[Component data from apps and pages]
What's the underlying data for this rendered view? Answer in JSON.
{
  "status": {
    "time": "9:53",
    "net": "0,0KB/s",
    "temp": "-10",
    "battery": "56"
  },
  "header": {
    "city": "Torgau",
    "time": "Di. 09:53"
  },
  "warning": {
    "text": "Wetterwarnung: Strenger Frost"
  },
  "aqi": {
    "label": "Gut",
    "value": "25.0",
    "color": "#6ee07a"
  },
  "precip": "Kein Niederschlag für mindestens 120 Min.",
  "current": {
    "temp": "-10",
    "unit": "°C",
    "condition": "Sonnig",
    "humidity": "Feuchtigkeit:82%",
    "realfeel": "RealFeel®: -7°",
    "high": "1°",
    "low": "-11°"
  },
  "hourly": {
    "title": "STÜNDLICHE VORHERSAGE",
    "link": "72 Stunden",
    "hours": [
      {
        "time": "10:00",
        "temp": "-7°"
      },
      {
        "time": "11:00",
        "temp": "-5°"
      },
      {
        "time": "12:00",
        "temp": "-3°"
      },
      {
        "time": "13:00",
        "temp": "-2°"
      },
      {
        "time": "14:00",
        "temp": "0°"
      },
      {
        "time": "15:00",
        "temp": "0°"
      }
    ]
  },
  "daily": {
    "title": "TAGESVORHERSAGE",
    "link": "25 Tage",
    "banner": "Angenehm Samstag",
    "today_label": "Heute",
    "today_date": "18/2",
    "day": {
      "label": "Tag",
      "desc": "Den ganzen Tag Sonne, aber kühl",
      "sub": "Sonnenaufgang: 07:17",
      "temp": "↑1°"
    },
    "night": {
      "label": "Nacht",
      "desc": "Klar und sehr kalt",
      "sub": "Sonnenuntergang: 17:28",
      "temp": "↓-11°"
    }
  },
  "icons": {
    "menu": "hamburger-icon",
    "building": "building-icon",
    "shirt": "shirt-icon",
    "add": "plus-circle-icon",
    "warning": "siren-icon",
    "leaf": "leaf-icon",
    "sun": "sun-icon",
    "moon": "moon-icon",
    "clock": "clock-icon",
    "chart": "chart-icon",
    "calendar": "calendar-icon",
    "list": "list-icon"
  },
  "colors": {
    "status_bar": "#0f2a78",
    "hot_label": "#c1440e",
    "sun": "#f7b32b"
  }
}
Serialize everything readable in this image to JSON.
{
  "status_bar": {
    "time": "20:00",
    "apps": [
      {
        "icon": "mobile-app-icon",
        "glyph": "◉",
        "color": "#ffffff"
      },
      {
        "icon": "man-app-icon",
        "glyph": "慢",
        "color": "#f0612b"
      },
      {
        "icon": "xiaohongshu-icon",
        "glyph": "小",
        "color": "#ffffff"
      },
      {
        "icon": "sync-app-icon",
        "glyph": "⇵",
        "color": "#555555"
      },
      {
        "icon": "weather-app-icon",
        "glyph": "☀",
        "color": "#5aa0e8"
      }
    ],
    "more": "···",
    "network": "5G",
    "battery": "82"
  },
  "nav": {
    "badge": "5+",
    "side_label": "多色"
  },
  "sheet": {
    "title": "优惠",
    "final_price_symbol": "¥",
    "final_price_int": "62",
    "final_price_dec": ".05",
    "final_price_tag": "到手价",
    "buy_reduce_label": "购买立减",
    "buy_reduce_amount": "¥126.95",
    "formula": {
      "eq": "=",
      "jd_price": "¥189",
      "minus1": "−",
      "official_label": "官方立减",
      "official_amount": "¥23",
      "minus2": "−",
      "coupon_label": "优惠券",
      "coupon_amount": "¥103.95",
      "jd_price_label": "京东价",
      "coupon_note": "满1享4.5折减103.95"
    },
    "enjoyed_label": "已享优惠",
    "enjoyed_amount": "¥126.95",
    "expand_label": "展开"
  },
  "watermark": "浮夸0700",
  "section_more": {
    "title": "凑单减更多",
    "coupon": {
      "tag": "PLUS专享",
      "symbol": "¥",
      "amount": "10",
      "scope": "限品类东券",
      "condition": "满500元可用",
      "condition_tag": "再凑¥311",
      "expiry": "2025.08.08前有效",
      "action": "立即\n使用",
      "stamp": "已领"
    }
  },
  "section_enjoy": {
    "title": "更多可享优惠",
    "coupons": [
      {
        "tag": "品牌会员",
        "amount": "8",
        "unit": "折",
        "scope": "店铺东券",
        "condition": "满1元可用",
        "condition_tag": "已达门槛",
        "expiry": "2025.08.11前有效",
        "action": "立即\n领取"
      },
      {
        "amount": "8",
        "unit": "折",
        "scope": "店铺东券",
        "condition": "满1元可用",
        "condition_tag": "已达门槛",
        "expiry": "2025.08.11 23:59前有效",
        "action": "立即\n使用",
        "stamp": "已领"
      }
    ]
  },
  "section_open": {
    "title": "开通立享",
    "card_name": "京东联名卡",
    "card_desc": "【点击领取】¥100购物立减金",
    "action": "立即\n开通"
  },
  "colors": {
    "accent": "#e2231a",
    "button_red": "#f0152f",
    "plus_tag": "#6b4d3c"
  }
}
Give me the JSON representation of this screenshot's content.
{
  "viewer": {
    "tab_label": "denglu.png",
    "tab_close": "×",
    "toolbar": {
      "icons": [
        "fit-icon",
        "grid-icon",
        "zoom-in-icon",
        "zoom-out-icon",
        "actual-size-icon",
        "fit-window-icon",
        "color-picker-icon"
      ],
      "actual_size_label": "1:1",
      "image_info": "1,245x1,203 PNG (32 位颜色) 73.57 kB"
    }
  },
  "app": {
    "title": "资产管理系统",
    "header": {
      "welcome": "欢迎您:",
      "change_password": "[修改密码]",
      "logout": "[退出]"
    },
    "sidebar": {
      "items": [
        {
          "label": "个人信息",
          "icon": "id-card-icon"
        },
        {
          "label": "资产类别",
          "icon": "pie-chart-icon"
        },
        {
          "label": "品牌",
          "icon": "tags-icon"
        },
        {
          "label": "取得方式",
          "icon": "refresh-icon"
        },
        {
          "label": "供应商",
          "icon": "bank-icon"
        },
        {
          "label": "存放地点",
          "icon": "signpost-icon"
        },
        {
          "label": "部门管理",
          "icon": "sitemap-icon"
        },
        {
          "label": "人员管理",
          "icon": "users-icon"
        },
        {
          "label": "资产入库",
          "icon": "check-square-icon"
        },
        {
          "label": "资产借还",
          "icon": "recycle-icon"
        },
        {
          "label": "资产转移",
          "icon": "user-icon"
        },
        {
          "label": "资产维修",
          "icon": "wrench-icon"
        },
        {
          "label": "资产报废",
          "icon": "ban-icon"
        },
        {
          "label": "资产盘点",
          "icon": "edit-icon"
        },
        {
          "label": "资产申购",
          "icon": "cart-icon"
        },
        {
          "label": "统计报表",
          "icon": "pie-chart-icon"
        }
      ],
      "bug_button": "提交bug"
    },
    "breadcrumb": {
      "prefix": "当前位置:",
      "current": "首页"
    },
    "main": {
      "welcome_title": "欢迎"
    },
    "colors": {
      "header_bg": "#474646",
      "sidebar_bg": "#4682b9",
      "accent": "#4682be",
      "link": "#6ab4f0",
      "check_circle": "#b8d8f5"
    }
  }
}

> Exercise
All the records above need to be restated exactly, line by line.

> Task solution
What's the underlying data for this rendered view? Answer in JSON.
{
  "status": {
    "time": "9:53",
    "net": "0,0KB/s",
    "temp": "-10",
    "battery": "56"
  },
  "header": {
    "city": "Torgau",
    "time": "Di. 09:53"
  },
  "warning": {
    "text": "Wetterwarnung: Strenger Frost"
  },
  "aqi": {
    "label": "Gut",
    "value": "25.0",
    "color": "#6ee07a"
  },
  "precip": "Kein Niederschlag für mindestens 120 Min.",
  "current": {
    "temp": "-10",
    "unit": "°C",
    "condition": "Sonnig",
    "humidity": "Feuchtigkeit:82%",
    "realfeel": "RealFeel®: -7°",
    "high": "1°",
    "low": "-11°"
  },
  "hourly": {
    "title": "STÜNDLICHE VORHERSAGE",
    "link": "72 Stunden",
    "hours": [
      {
        "time": "10:00",
        "temp": "-7°"
      },
      {
        "time": "11:00",
        "temp": "-5°"
      },
      {
        "time": "12:00",
        "temp": "-3°"
      },
      {
        "time": "13:00",
        "temp": "-2°"
      },
      {
        "time": "14:00",
        "temp": "0°"
      },
      {
        "time": "15:00",
        "temp": "0°"
      }
    ]
  },
  "daily": {
    "title": "TAGESVORHERSAGE",
    "link": "25 Tage",
    "banner": "Angenehm Samstag",
    "today_label": "Heute",
    "today_date": "18/2",
    "day": {
      "label": "Tag",
      "desc": "Den ganzen Tag Sonne, aber kühl",
      "sub": "Sonnenaufgang: 07:17",
      "temp": "↑1°"
    },
    "night": {
      "label": "Nacht",
      "desc": "Klar und sehr kalt",
      "sub": "Sonnenuntergang: 17:28",
      "temp": "↓-11°"
    }
  },
  "icons": {
    "menu": "hamburger-icon",
    "building": "building-icon",
    "shirt": "shirt-icon",
    "add": "plus-circle-icon",
    "warning": "siren-icon",
    "leaf": "leaf-icon",
    "sun": "sun-icon",
    "moon": "moon-icon",
    "clock": "clock-icon",
    "chart": "chart-icon",
    "calendar": "calendar-icon",
    "list": "list-icon"
  },
  "colors": {
    "status_bar": "#0f2a78",
    "hot_label": "#c1440e",
    "sun": "#f7b32b"
  }
}
Serialize everything readable in this image to JSON.
{
  "status_bar": {
    "time": "20:00",
    "apps": [
      {
        "icon": "mobile-app-icon",
        "glyph": "◉",
        "color": "#ffffff"
      },
      {
        "icon": "man-app-icon",
        "glyph": "慢",
        "color": "#f0612b"
      },
      {
        "icon": "xiaohongshu-icon",
        "glyph": "小",
        "color": "#ffffff"
      },
      {
        "icon": "sync-app-icon",
        "glyph": "⇵",
        "color": "#555555"
      },
      {
        "icon": "weather-app-icon",
        "glyph": "☀",
        "color": "#5aa0e8"
      }
    ],
    "more": "···",
    "network": "5G",
    "battery": "82"
  },
  "nav": {
    "badge": "5+",
    "side_label": "多色"
  },
  "sheet": {
    "title": "优惠",
    "final_price_symbol": "¥",
    "final_price_int": "62",
    "final_price_dec": ".05",
    "final_price_tag": "到手价",
    "buy_reduce_label": "购买立减",
    "buy_reduce_amount": "¥126.95",
    "formula": {
      "eq": "=",
      "jd_price": "¥189",
      "minus1": "−",
      "official_label": "官方立减",
      "official_amount": "¥23",
      "minus2": "−",
      "coupon_label": "优惠券",
      "coupon_amount": "¥103.95",
      "jd_price_label": "京东价",
      "coupon_note": "满1享4.5折减103.95"
    },
    "enjoyed_label": "已享优惠",
    "enjoyed_amount": "¥126.95",
    "expand_label": "展开"
  },
  "watermark": "浮夸0700",
  "section_more": {
    "title": "凑单减更多",
    "coupon": {
      "tag": "PLUS专享",
      "symbol": "¥",
      "amount": "10",
      "scope": "限品类东券",
      "condition": "满500元可用",
      "condition_tag": "再凑¥311",
      "expiry": "2025.08.08前有效",
      "action": "立即\n使用",
      "stamp": "已领"
    }
  },
  "section_enjoy": {
    "title": "更多可享优惠",
    "coupons": [
      {
        "tag": "品牌会员",
        "amount": "8",
        "unit": "折",
        "scope": "店铺东券",
        "condition": "满1元可用",
        "condition_tag": "已达门槛",
        "expiry": "2025.08.11前有效",
        "action": "立即\n领取"
      },
      {
        "amount": "8",
        "unit": "折",
        "scope": "店铺东券",
        "condition": "满1元可用",
        "condition_tag": "已达门槛",
        "expiry": "2025.08.11 23:59前有效",
        "action": "立即\n使用",
        "stamp": "已领"
      }
    ]
  },
  "section_open": {
    "title": "开通立享",
    "card_name": "京东联名卡",
    "card_desc": "【点击领取】¥100购物立减金",
    "action": "立即\n开通"
  },
  "colors": {
    "accent": "#e2231a",
    "button_red": "#f0152f",
    "plus_tag": "#6b4d3c"
  }
}
Give me the JSON representation of this screenshot's content.
{
  "viewer": {
    "tab_label": "denglu.png",
    "tab_close": "×",
    "toolbar": {
      "icons": [
        "fit-icon",
        "grid-icon",
        "zoom-in-icon",
        "zoom-out-icon",
        "actual-size-icon",
        "fit-window-icon",
        "color-picker-icon"
      ],
      "actual_size_label": "1:1",
      "image_info": "1,245x1,203 PNG (32 位颜色) 73.57 kB"
    }
  },
  "app": {
    "title": "资产管理系统",
    "header": {
      "welcome": "欢迎您:",
      "change_password": "[修改密码]",
      "logout": "[退出]"
    },
    "sidebar": {
      "items": [
        {
          "label": "个人信息",
          "icon": "id-card-icon"
        },
        {
          "label": "资产类别",
          "icon": "pie-chart-icon"
        },
        {
          "label": "品牌",
          "icon": "tags-icon"
        },
        {
          "label": "取得方式",
          "icon": "refresh-icon"
        },
        {
          "label": "供应商",
          "icon": "bank-icon"
        },
        {
          "label": "存放地点",
          "icon": "signpost-icon"
        },
        {
          "label": "部门管理",
          "icon": "sitemap-icon"
        },
        {
          "label": "人员管理",
          "icon": "users-icon"
        },
        {
          "label": "资产入库",
          "icon": "check-square-icon"
        },
        {
          "label": "资产借还",
          "icon": "recycle-icon"
        },
        {
          "label": "资产转移",
          "icon": "user-icon"
        },
        {
          "label": "资产维修",
          "icon": "wrench-icon"
        },
        {
          "label": "资产报废",
          "icon": "ban-icon"
        },
        {
          "label": "资产盘点",
          "icon": "edit-icon"
        },
        {
          "label": "资产申购",
          "icon": "cart-icon"
        },
        {
          "label": "统计报表",
          "icon": "pie-chart-icon"
        }
      ],
      "bug_button": "提交bug"
    },
    "breadcrumb": {
      "prefix": "当前位置:",
      "current": "首页"
    },
    "main": {
      "welcome_title": "欢迎"
    },
    "colors": {
      "header_bg": "#474646",
      "sidebar_bg": "#4682b9",
      "accent": "#4682be",
      "link": "#6ab4f0",
      "check_circle": "#b8d8f5"
    }
  }
}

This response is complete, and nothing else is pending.